* What you will do
Word for word, print out all of the data, omitting every image.

* Dataset records
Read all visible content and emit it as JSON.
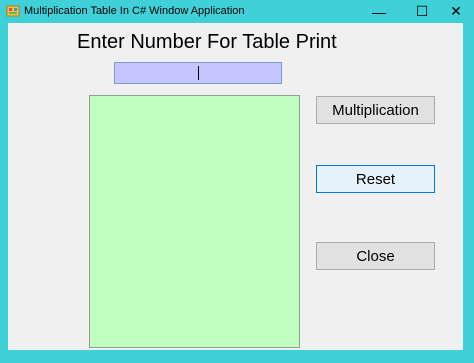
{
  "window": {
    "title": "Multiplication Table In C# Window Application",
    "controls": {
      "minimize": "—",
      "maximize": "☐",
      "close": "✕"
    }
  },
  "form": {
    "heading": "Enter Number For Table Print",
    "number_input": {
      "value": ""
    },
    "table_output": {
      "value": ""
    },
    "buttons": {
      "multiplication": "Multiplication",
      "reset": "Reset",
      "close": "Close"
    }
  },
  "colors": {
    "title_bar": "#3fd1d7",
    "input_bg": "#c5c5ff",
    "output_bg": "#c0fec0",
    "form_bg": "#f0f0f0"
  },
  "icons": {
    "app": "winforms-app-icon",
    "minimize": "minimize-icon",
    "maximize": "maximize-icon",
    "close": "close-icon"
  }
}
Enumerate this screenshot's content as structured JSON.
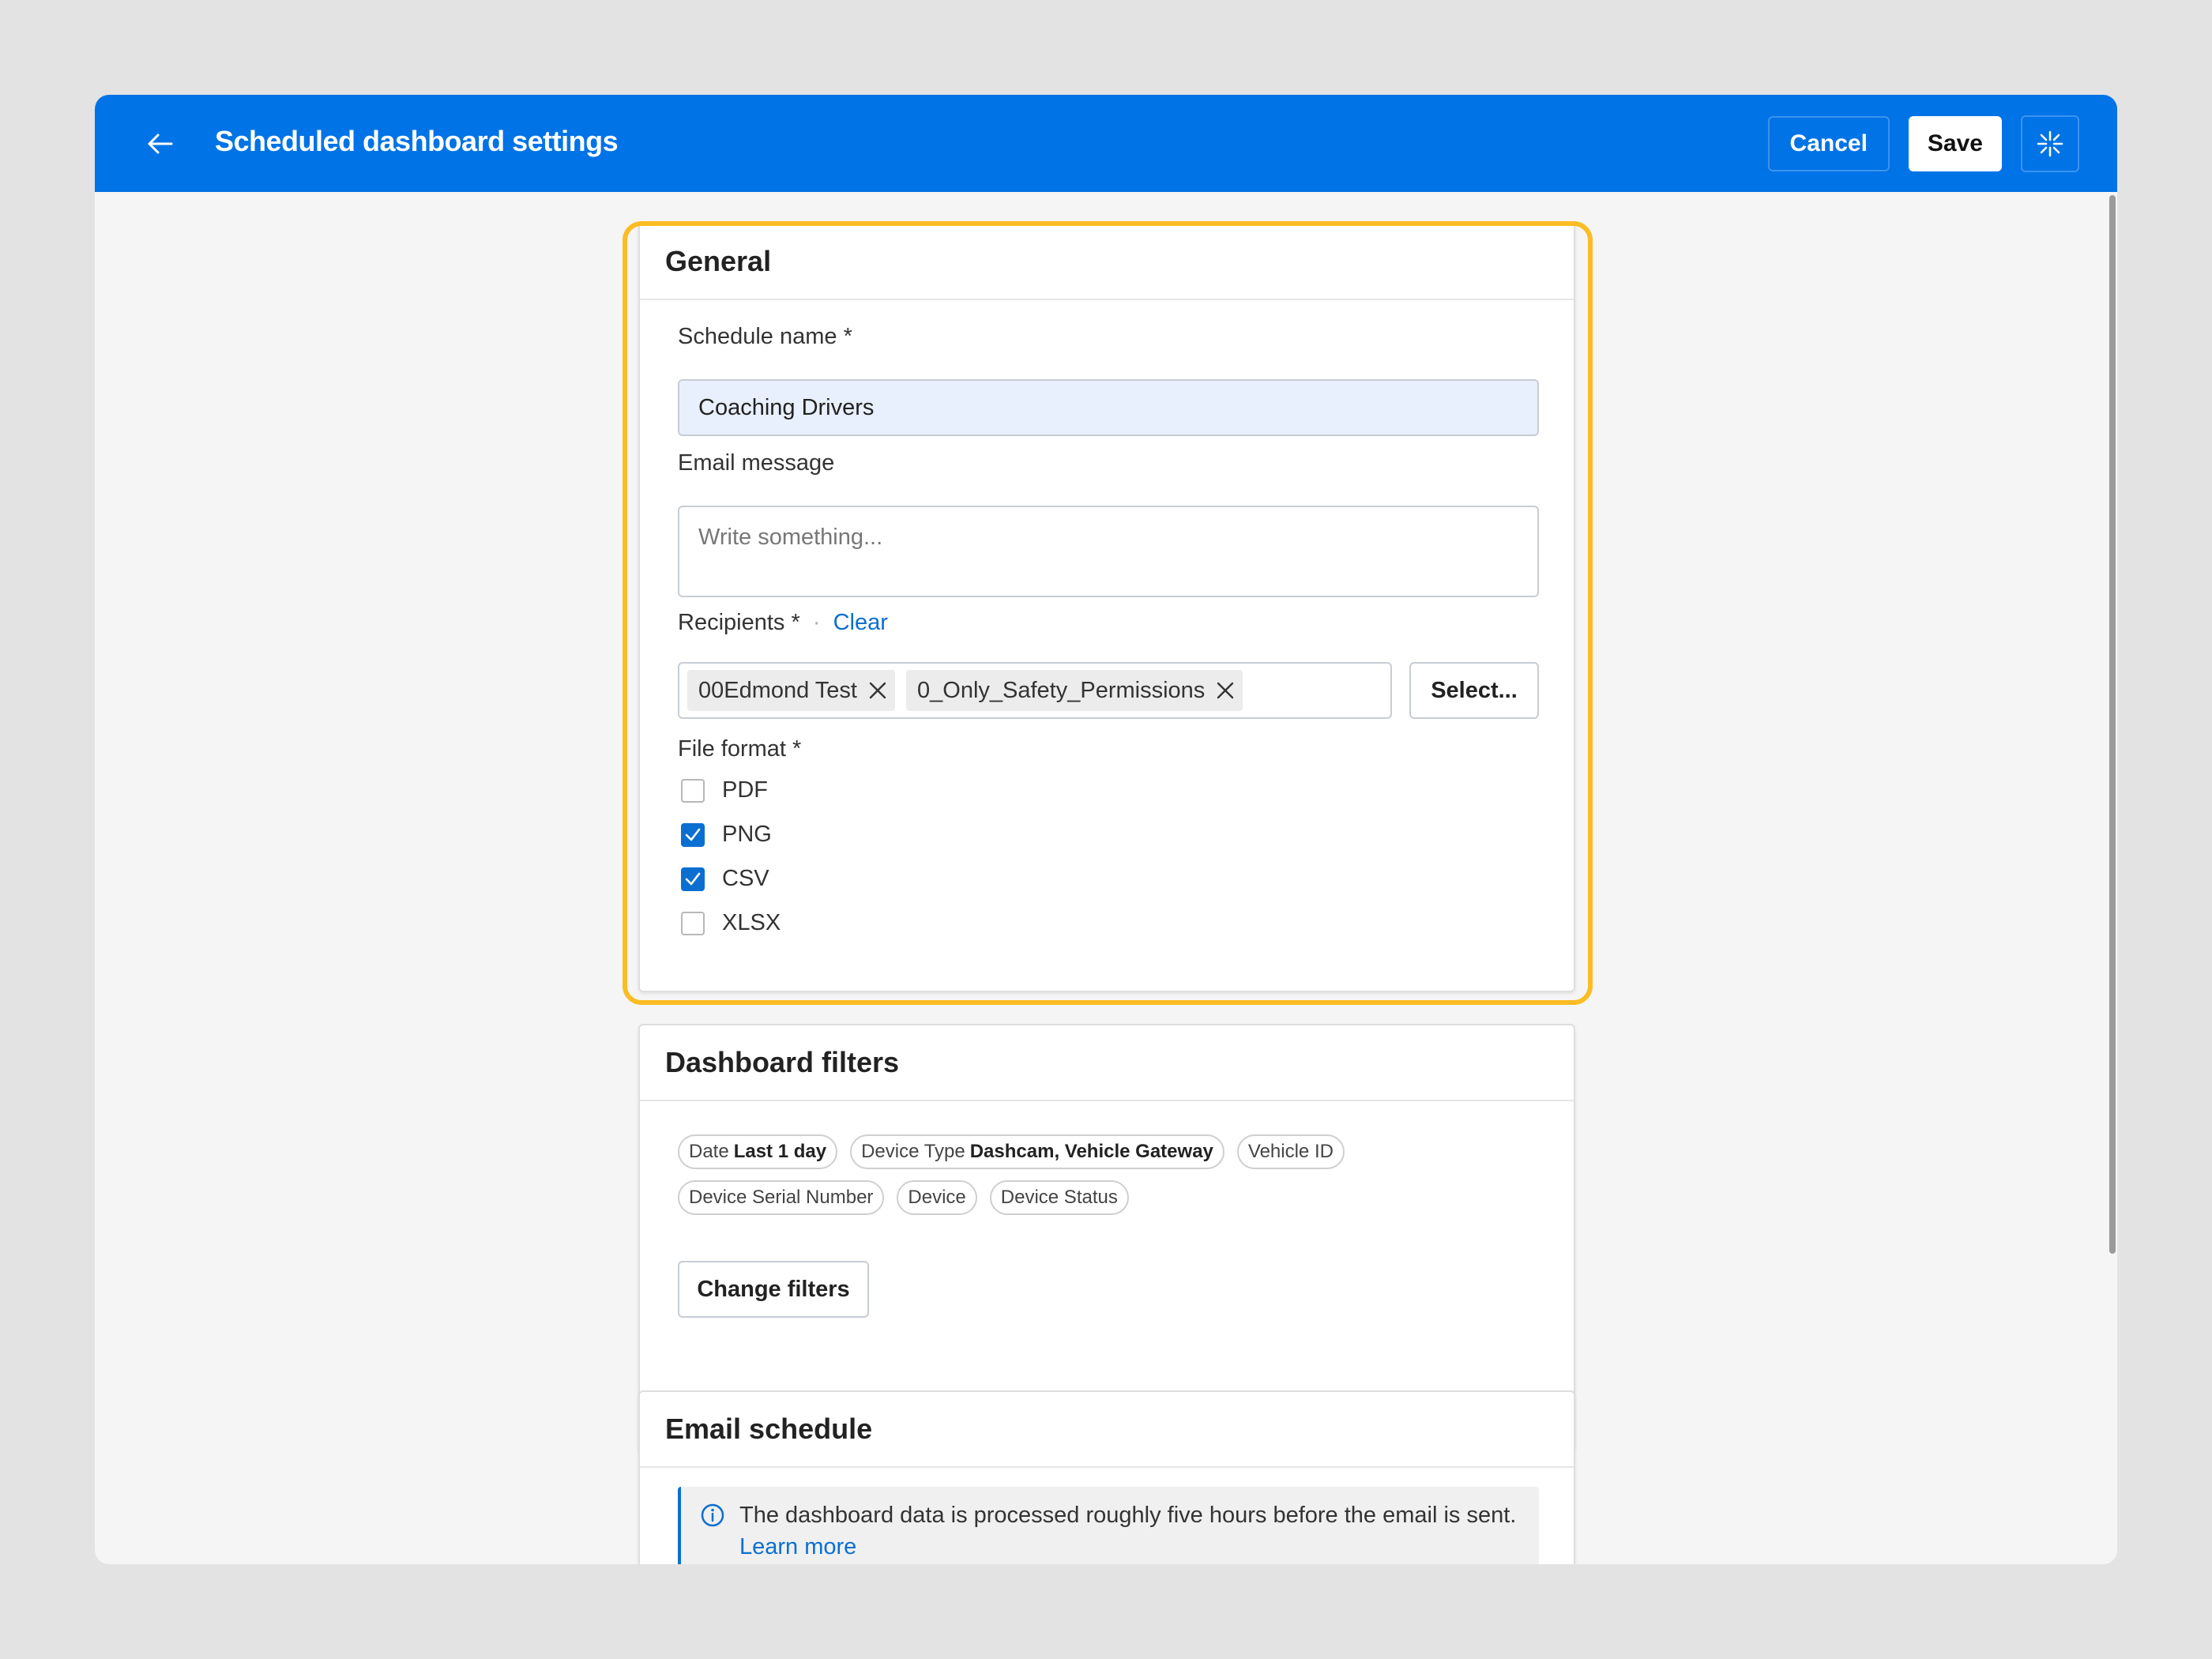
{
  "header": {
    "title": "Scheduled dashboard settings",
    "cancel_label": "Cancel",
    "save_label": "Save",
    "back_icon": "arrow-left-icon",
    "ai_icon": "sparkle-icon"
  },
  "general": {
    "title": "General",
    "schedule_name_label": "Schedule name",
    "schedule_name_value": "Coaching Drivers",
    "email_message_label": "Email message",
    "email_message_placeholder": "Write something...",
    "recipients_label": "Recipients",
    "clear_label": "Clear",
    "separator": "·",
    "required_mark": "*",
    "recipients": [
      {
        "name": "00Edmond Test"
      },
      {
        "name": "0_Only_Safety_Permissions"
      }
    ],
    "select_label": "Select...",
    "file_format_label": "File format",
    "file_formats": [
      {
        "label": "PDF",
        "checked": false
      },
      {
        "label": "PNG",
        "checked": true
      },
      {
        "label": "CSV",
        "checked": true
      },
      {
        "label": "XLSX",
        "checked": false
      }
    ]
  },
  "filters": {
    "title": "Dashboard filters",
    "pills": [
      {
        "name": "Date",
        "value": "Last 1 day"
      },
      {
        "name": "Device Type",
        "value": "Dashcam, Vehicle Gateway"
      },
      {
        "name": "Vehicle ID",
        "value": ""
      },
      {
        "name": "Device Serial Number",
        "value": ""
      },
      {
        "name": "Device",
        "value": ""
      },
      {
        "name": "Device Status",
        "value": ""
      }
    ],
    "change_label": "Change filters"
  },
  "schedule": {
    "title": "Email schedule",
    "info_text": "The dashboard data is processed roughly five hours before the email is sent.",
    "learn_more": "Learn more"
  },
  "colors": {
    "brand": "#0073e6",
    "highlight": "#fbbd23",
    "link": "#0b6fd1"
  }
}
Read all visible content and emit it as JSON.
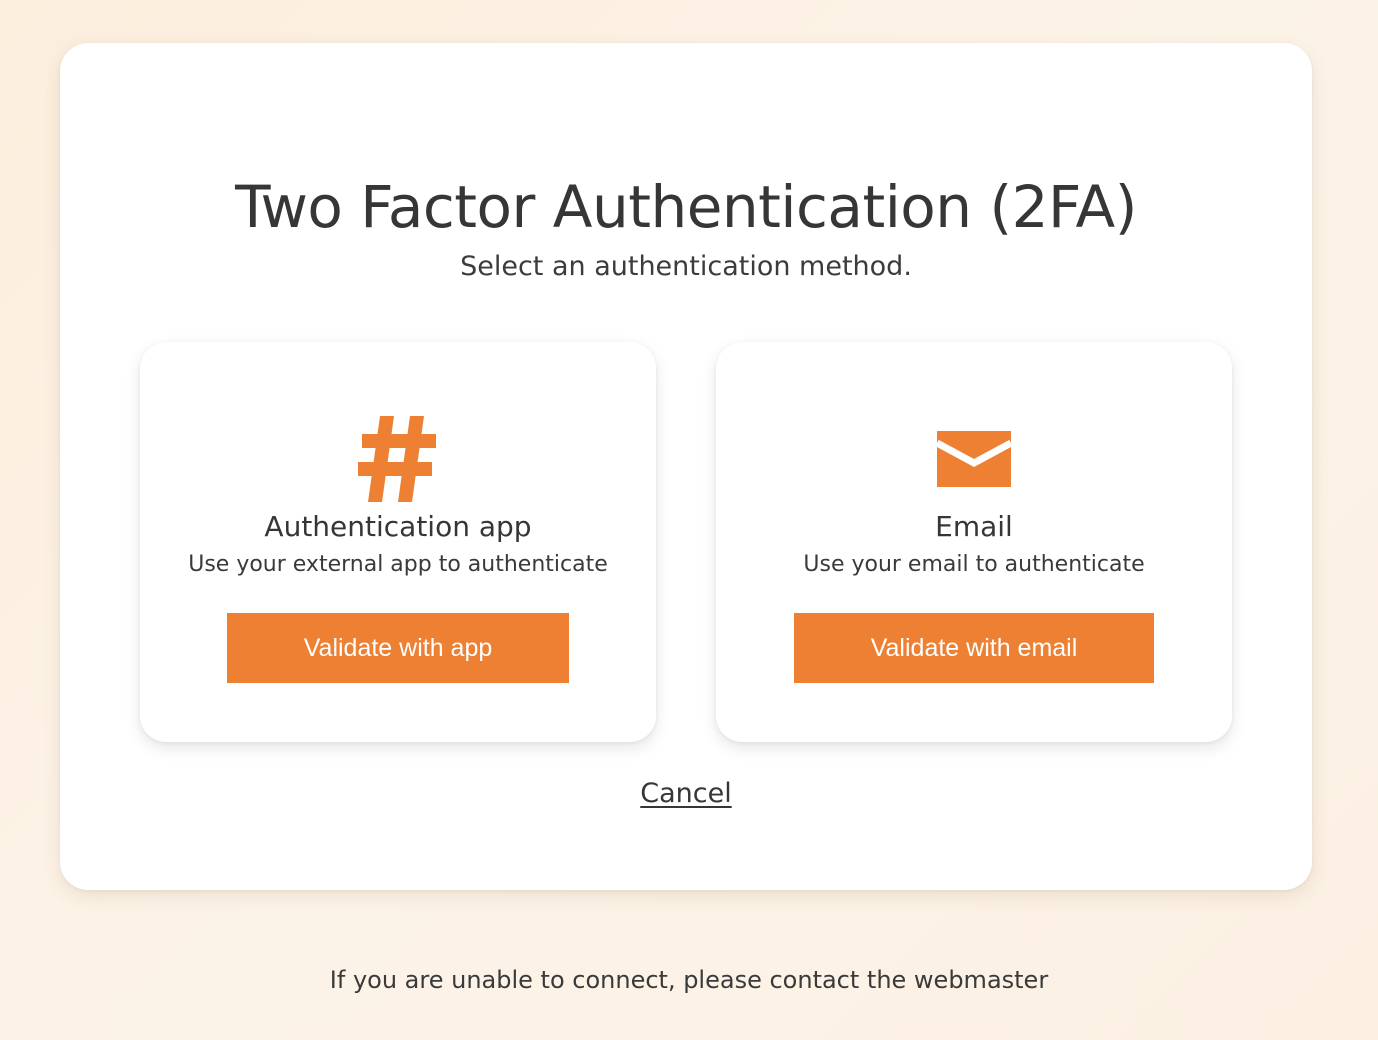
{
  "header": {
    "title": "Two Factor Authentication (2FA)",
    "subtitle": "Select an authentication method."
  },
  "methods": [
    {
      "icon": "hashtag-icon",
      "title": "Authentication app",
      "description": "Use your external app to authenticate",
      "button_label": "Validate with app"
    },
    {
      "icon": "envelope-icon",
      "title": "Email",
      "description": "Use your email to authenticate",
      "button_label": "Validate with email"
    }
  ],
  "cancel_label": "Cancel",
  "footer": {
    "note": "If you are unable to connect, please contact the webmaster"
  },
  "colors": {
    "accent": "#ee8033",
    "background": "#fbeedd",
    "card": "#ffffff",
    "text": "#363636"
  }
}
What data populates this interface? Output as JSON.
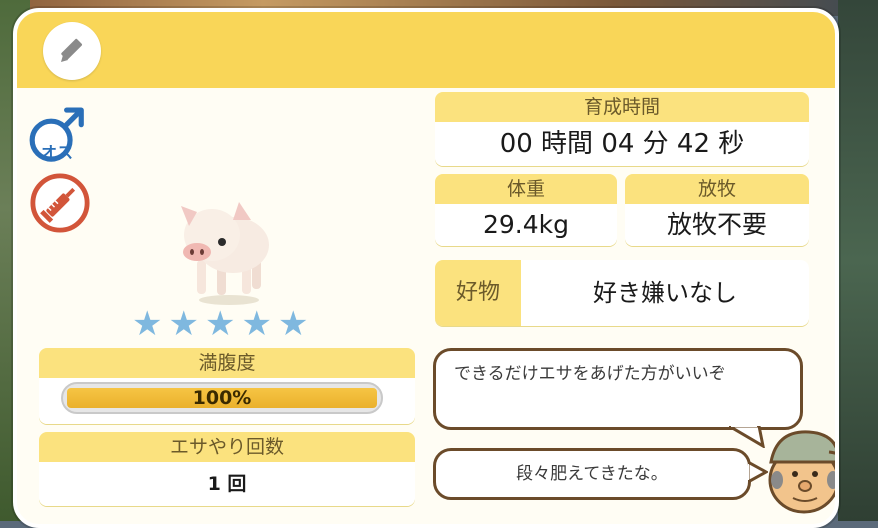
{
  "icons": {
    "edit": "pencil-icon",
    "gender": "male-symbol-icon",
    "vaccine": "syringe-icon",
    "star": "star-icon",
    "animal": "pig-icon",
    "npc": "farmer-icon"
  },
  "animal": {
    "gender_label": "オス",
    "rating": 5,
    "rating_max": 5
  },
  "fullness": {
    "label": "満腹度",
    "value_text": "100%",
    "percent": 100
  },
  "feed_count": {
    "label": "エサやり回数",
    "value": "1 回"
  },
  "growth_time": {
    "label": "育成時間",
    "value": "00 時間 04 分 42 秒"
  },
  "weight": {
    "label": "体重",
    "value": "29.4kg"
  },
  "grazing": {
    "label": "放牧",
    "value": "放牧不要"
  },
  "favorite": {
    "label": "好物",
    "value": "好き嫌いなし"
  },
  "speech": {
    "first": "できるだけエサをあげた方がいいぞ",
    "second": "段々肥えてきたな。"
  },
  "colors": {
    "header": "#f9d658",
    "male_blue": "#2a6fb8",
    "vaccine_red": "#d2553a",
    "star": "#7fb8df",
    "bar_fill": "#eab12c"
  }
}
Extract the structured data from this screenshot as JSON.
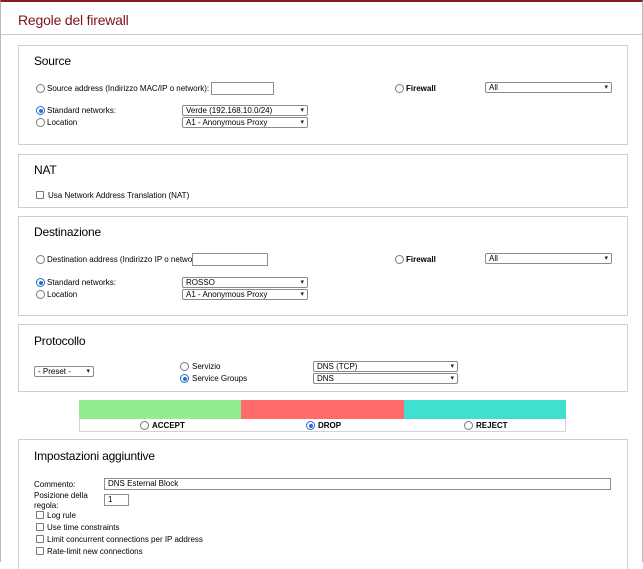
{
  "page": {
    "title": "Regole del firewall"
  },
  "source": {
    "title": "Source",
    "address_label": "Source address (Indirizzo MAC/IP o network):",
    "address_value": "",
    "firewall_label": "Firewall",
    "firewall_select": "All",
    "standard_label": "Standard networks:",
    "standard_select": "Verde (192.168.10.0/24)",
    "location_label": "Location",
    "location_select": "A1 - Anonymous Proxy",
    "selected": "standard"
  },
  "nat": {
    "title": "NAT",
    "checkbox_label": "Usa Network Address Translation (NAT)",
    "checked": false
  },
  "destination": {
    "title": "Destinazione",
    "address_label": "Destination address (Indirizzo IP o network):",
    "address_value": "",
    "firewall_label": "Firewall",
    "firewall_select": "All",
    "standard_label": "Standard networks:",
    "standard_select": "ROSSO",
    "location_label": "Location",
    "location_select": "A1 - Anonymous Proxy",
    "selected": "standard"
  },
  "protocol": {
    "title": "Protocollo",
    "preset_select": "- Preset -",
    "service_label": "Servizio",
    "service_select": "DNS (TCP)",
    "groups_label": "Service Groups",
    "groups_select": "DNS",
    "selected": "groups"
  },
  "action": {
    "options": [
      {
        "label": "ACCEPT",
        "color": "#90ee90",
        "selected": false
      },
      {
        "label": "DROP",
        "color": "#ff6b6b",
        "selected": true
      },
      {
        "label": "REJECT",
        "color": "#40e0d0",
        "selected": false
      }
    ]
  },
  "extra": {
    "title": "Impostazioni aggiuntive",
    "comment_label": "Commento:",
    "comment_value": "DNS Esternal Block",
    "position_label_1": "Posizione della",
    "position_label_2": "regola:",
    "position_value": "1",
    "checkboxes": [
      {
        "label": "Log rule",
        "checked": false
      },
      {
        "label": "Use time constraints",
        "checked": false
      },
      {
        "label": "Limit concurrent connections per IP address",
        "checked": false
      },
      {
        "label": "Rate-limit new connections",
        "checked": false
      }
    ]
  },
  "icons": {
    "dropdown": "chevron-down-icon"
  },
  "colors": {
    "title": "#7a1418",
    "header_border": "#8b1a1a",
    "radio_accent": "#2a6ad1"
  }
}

* Output below
Read all visible content and emit it as JSON.
{
  "window": {
    "title": "Multiplication Table In C# Window Application",
    "controls": {
      "minimize": "—",
      "maximize": "☐",
      "close": "✕"
    }
  },
  "form": {
    "heading": "Enter Number For Table Print",
    "number_input": {
      "value": ""
    },
    "table_output": {
      "value": ""
    },
    "buttons": {
      "multiplication": "Multiplication",
      "reset": "Reset",
      "close": "Close"
    }
  },
  "colors": {
    "title_bar": "#3fd1d7",
    "input_bg": "#c5c5ff",
    "output_bg": "#c0fec0",
    "form_bg": "#f0f0f0"
  },
  "icons": {
    "app": "winforms-app-icon",
    "minimize": "minimize-icon",
    "maximize": "maximize-icon",
    "close": "close-icon"
  }
}
Enumerate this screenshot's content as structured JSON.
{
  "header": {
    "title": "Scheduled dashboard settings",
    "cancel_label": "Cancel",
    "save_label": "Save",
    "back_icon": "arrow-left-icon",
    "ai_icon": "sparkle-icon"
  },
  "general": {
    "title": "General",
    "schedule_name_label": "Schedule name",
    "schedule_name_value": "Coaching Drivers",
    "email_message_label": "Email message",
    "email_message_placeholder": "Write something...",
    "recipients_label": "Recipients",
    "clear_label": "Clear",
    "separator": "·",
    "required_mark": "*",
    "recipients": [
      {
        "name": "00Edmond Test"
      },
      {
        "name": "0_Only_Safety_Permissions"
      }
    ],
    "select_label": "Select...",
    "file_format_label": "File format",
    "file_formats": [
      {
        "label": "PDF",
        "checked": false
      },
      {
        "label": "PNG",
        "checked": true
      },
      {
        "label": "CSV",
        "checked": true
      },
      {
        "label": "XLSX",
        "checked": false
      }
    ]
  },
  "filters": {
    "title": "Dashboard filters",
    "pills": [
      {
        "name": "Date",
        "value": "Last 1 day"
      },
      {
        "name": "Device Type",
        "value": "Dashcam, Vehicle Gateway"
      },
      {
        "name": "Vehicle ID",
        "value": ""
      },
      {
        "name": "Device Serial Number",
        "value": ""
      },
      {
        "name": "Device",
        "value": ""
      },
      {
        "name": "Device Status",
        "value": ""
      }
    ],
    "change_label": "Change filters"
  },
  "schedule": {
    "title": "Email schedule",
    "info_text": "The dashboard data is processed roughly five hours before the email is sent.",
    "learn_more": "Learn more"
  },
  "colors": {
    "brand": "#0073e6",
    "highlight": "#fbbd23",
    "link": "#0b6fd1"
  }
}
Read all visible content and emit it as JSON.
{
  "header": {
    "title": "Two Factor Authentication (2FA)",
    "subtitle": "Select an authentication method."
  },
  "methods": [
    {
      "icon": "hashtag-icon",
      "title": "Authentication app",
      "description": "Use your external app to authenticate",
      "button_label": "Validate with app"
    },
    {
      "icon": "envelope-icon",
      "title": "Email",
      "description": "Use your email to authenticate",
      "button_label": "Validate with email"
    }
  ],
  "cancel_label": "Cancel",
  "footer": {
    "note": "If you are unable to connect, please contact the webmaster"
  },
  "colors": {
    "accent": "#ee8033",
    "background": "#fbeedd",
    "card": "#ffffff",
    "text": "#363636"
  }
}
What data populates this interface? Output as JSON.
{
  "icons": {
    "edit": "pencil-icon",
    "gender": "male-symbol-icon",
    "vaccine": "syringe-icon",
    "star": "star-icon",
    "animal": "pig-icon",
    "npc": "farmer-icon"
  },
  "animal": {
    "gender_label": "オス",
    "rating": 5,
    "rating_max": 5
  },
  "fullness": {
    "label": "満腹度",
    "value_text": "100%",
    "percent": 100
  },
  "feed_count": {
    "label": "エサやり回数",
    "value": "1 回"
  },
  "growth_time": {
    "label": "育成時間",
    "value": "00 時間 04 分 42 秒"
  },
  "weight": {
    "label": "体重",
    "value": "29.4kg"
  },
  "grazing": {
    "label": "放牧",
    "value": "放牧不要"
  },
  "favorite": {
    "label": "好物",
    "value": "好き嫌いなし"
  },
  "speech": {
    "first": "できるだけエサをあげた方がいいぞ",
    "second": "段々肥えてきたな。"
  },
  "colors": {
    "header": "#f9d658",
    "male_blue": "#2a6fb8",
    "vaccine_red": "#d2553a",
    "star": "#7fb8df",
    "bar_fill": "#eab12c"
  }
}
Extract the structured data from this screenshot as JSON.
{
  "page": {
    "title": "Regole del firewall"
  },
  "source": {
    "title": "Source",
    "address_label": "Source address (Indirizzo MAC/IP o network):",
    "address_value": "",
    "firewall_label": "Firewall",
    "firewall_select": "All",
    "standard_label": "Standard networks:",
    "standard_select": "Verde (192.168.10.0/24)",
    "location_label": "Location",
    "location_select": "A1 - Anonymous Proxy",
    "selected": "standard"
  },
  "nat": {
    "title": "NAT",
    "checkbox_label": "Usa Network Address Translation (NAT)",
    "checked": false
  },
  "destination": {
    "title": "Destinazione",
    "address_label": "Destination address (Indirizzo IP o network):",
    "address_value": "",
    "firewall_label": "Firewall",
    "firewall_select": "All",
    "standard_label": "Standard networks:",
    "standard_select": "ROSSO",
    "location_label": "Location",
    "location_select": "A1 - Anonymous Proxy",
    "selected": "standard"
  },
  "protocol": {
    "title": "Protocollo",
    "preset_select": "- Preset -",
    "service_label": "Servizio",
    "service_select": "DNS (TCP)",
    "groups_label": "Service Groups",
    "groups_select": "DNS",
    "selected": "groups"
  },
  "action": {
    "options": [
      {
        "label": "ACCEPT",
        "color": "#90ee90",
        "selected": false
      },
      {
        "label": "DROP",
        "color": "#ff6b6b",
        "selected": true
      },
      {
        "label": "REJECT",
        "color": "#40e0d0",
        "selected": false
      }
    ]
  },
  "extra": {
    "title": "Impostazioni aggiuntive",
    "comment_label": "Commento:",
    "comment_value": "DNS Esternal Block",
    "position_label_1": "Posizione della",
    "position_label_2": "regola:",
    "position_value": "1",
    "checkboxes": [
      {
        "label": "Log rule",
        "checked": false
      },
      {
        "label": "Use time constraints",
        "checked": false
      },
      {
        "label": "Limit concurrent connections per IP address",
        "checked": false
      },
      {
        "label": "Rate-limit new connections",
        "checked": false
      }
    ]
  },
  "icons": {
    "dropdown": "chevron-down-icon"
  },
  "colors": {
    "title": "#7a1418",
    "header_border": "#8b1a1a",
    "radio_accent": "#2a6ad1"
  }
}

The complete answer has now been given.